(WHAT YOU WILL DO)
Word for word, print all of the lines below.

Stored records:
⟨
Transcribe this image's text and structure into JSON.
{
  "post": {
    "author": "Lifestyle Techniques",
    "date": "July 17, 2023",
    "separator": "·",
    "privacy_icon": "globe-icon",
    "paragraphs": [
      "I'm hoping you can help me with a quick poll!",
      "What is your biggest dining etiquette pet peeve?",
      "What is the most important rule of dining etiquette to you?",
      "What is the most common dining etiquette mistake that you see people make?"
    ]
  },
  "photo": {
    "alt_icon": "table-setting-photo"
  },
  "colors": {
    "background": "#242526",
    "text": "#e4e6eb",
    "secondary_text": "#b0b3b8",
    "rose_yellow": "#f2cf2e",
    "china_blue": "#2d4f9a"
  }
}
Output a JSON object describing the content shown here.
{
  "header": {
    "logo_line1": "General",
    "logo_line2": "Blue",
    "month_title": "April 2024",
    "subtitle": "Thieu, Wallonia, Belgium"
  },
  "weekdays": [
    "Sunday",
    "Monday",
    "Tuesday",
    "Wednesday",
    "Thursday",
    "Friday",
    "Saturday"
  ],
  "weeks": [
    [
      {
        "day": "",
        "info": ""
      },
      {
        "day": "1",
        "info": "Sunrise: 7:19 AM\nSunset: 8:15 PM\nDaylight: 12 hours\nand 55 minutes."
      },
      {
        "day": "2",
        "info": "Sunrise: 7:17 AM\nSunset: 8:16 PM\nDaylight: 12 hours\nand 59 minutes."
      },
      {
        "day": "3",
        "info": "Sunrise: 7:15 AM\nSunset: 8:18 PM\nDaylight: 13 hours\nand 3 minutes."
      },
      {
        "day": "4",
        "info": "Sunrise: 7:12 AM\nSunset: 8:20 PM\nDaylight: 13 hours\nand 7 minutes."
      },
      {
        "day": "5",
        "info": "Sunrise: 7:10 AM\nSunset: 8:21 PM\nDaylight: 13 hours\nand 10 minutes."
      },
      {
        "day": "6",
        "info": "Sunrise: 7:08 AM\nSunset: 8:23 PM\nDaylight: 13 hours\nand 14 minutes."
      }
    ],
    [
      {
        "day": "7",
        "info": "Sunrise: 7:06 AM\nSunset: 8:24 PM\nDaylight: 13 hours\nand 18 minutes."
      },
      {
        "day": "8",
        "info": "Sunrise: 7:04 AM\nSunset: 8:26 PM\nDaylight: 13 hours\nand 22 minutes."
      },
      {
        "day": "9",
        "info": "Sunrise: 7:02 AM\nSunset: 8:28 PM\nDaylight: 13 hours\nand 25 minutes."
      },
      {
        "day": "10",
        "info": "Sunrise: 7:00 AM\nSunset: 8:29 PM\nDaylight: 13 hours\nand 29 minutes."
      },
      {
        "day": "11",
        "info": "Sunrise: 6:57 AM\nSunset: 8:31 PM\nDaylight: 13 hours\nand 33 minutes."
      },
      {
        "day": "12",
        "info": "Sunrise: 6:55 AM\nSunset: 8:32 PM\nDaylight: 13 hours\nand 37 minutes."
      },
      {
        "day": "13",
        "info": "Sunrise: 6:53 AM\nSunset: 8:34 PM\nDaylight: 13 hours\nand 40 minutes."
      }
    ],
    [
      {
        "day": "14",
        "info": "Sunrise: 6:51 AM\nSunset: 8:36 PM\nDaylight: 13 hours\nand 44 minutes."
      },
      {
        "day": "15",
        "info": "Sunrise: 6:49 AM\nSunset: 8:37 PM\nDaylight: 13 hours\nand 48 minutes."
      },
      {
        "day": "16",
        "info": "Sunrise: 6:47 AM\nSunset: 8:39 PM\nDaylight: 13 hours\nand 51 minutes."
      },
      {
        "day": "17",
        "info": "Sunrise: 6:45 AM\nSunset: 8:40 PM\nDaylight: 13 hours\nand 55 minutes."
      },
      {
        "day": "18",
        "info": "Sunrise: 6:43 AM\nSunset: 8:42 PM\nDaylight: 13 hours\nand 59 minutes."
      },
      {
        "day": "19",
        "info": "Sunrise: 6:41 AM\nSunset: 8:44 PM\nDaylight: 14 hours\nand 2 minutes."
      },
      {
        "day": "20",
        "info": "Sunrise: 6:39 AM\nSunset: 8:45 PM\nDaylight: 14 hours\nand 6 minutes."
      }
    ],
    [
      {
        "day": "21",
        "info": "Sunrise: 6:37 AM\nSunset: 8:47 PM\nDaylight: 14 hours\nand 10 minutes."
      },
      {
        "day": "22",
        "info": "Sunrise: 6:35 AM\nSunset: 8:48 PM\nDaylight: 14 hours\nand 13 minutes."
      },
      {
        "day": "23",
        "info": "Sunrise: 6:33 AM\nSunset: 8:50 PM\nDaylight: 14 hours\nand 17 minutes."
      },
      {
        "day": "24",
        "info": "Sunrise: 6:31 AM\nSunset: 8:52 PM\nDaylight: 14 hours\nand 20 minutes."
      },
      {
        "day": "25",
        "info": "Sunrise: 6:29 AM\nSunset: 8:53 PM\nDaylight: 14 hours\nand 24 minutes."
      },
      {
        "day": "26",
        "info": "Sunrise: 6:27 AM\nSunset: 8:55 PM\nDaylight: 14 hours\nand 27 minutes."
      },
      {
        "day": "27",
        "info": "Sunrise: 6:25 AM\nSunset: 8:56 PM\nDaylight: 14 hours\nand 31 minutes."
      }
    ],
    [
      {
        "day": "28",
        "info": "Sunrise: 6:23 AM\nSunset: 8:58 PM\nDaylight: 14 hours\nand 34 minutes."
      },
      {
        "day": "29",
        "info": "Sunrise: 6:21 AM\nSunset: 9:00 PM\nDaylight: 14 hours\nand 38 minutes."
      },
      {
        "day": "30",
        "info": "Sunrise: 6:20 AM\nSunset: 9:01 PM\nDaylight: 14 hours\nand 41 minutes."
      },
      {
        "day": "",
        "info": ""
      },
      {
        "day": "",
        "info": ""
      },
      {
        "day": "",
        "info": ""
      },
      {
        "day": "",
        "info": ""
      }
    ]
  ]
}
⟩
(SOLUTION TO THIS TASK)
Transcribe this image's text and structure into JSON.
{
  "post": {
    "author": "Lifestyle Techniques",
    "date": "July 17, 2023",
    "separator": "·",
    "privacy_icon": "globe-icon",
    "paragraphs": [
      "I'm hoping you can help me with a quick poll!",
      "What is your biggest dining etiquette pet peeve?",
      "What is the most important rule of dining etiquette to you?",
      "What is the most common dining etiquette mistake that you see people make?"
    ]
  },
  "photo": {
    "alt_icon": "table-setting-photo"
  },
  "colors": {
    "background": "#242526",
    "text": "#e4e6eb",
    "secondary_text": "#b0b3b8",
    "rose_yellow": "#f2cf2e",
    "china_blue": "#2d4f9a"
  }
}
Output a JSON object describing the content shown here.
{
  "header": {
    "logo_line1": "General",
    "logo_line2": "Blue",
    "month_title": "April 2024",
    "subtitle": "Thieu, Wallonia, Belgium"
  },
  "weekdays": [
    "Sunday",
    "Monday",
    "Tuesday",
    "Wednesday",
    "Thursday",
    "Friday",
    "Saturday"
  ],
  "weeks": [
    [
      {
        "day": "",
        "info": ""
      },
      {
        "day": "1",
        "info": "Sunrise: 7:19 AM\nSunset: 8:15 PM\nDaylight: 12 hours\nand 55 minutes."
      },
      {
        "day": "2",
        "info": "Sunrise: 7:17 AM\nSunset: 8:16 PM\nDaylight: 12 hours\nand 59 minutes."
      },
      {
        "day": "3",
        "info": "Sunrise: 7:15 AM\nSunset: 8:18 PM\nDaylight: 13 hours\nand 3 minutes."
      },
      {
        "day": "4",
        "info": "Sunrise: 7:12 AM\nSunset: 8:20 PM\nDaylight: 13 hours\nand 7 minutes."
      },
      {
        "day": "5",
        "info": "Sunrise: 7:10 AM\nSunset: 8:21 PM\nDaylight: 13 hours\nand 10 minutes."
      },
      {
        "day": "6",
        "info": "Sunrise: 7:08 AM\nSunset: 8:23 PM\nDaylight: 13 hours\nand 14 minutes."
      }
    ],
    [
      {
        "day": "7",
        "info": "Sunrise: 7:06 AM\nSunset: 8:24 PM\nDaylight: 13 hours\nand 18 minutes."
      },
      {
        "day": "8",
        "info": "Sunrise: 7:04 AM\nSunset: 8:26 PM\nDaylight: 13 hours\nand 22 minutes."
      },
      {
        "day": "9",
        "info": "Sunrise: 7:02 AM\nSunset: 8:28 PM\nDaylight: 13 hours\nand 25 minutes."
      },
      {
        "day": "10",
        "info": "Sunrise: 7:00 AM\nSunset: 8:29 PM\nDaylight: 13 hours\nand 29 minutes."
      },
      {
        "day": "11",
        "info": "Sunrise: 6:57 AM\nSunset: 8:31 PM\nDaylight: 13 hours\nand 33 minutes."
      },
      {
        "day": "12",
        "info": "Sunrise: 6:55 AM\nSunset: 8:32 PM\nDaylight: 13 hours\nand 37 minutes."
      },
      {
        "day": "13",
        "info": "Sunrise: 6:53 AM\nSunset: 8:34 PM\nDaylight: 13 hours\nand 40 minutes."
      }
    ],
    [
      {
        "day": "14",
        "info": "Sunrise: 6:51 AM\nSunset: 8:36 PM\nDaylight: 13 hours\nand 44 minutes."
      },
      {
        "day": "15",
        "info": "Sunrise: 6:49 AM\nSunset: 8:37 PM\nDaylight: 13 hours\nand 48 minutes."
      },
      {
        "day": "16",
        "info": "Sunrise: 6:47 AM\nSunset: 8:39 PM\nDaylight: 13 hours\nand 51 minutes."
      },
      {
        "day": "17",
        "info": "Sunrise: 6:45 AM\nSunset: 8:40 PM\nDaylight: 13 hours\nand 55 minutes."
      },
      {
        "day": "18",
        "info": "Sunrise: 6:43 AM\nSunset: 8:42 PM\nDaylight: 13 hours\nand 59 minutes."
      },
      {
        "day": "19",
        "info": "Sunrise: 6:41 AM\nSunset: 8:44 PM\nDaylight: 14 hours\nand 2 minutes."
      },
      {
        "day": "20",
        "info": "Sunrise: 6:39 AM\nSunset: 8:45 PM\nDaylight: 14 hours\nand 6 minutes."
      }
    ],
    [
      {
        "day": "21",
        "info": "Sunrise: 6:37 AM\nSunset: 8:47 PM\nDaylight: 14 hours\nand 10 minutes."
      },
      {
        "day": "22",
        "info": "Sunrise: 6:35 AM\nSunset: 8:48 PM\nDaylight: 14 hours\nand 13 minutes."
      },
      {
        "day": "23",
        "info": "Sunrise: 6:33 AM\nSunset: 8:50 PM\nDaylight: 14 hours\nand 17 minutes."
      },
      {
        "day": "24",
        "info": "Sunrise: 6:31 AM\nSunset: 8:52 PM\nDaylight: 14 hours\nand 20 minutes."
      },
      {
        "day": "25",
        "info": "Sunrise: 6:29 AM\nSunset: 8:53 PM\nDaylight: 14 hours\nand 24 minutes."
      },
      {
        "day": "26",
        "info": "Sunrise: 6:27 AM\nSunset: 8:55 PM\nDaylight: 14 hours\nand 27 minutes."
      },
      {
        "day": "27",
        "info": "Sunrise: 6:25 AM\nSunset: 8:56 PM\nDaylight: 14 hours\nand 31 minutes."
      }
    ],
    [
      {
        "day": "28",
        "info": "Sunrise: 6:23 AM\nSunset: 8:58 PM\nDaylight: 14 hours\nand 34 minutes."
      },
      {
        "day": "29",
        "info": "Sunrise: 6:21 AM\nSunset: 9:00 PM\nDaylight: 14 hours\nand 38 minutes."
      },
      {
        "day": "30",
        "info": "Sunrise: 6:20 AM\nSunset: 9:01 PM\nDaylight: 14 hours\nand 41 minutes."
      },
      {
        "day": "",
        "info": ""
      },
      {
        "day": "",
        "info": ""
      },
      {
        "day": "",
        "info": ""
      },
      {
        "day": "",
        "info": ""
      }
    ]
  ]
}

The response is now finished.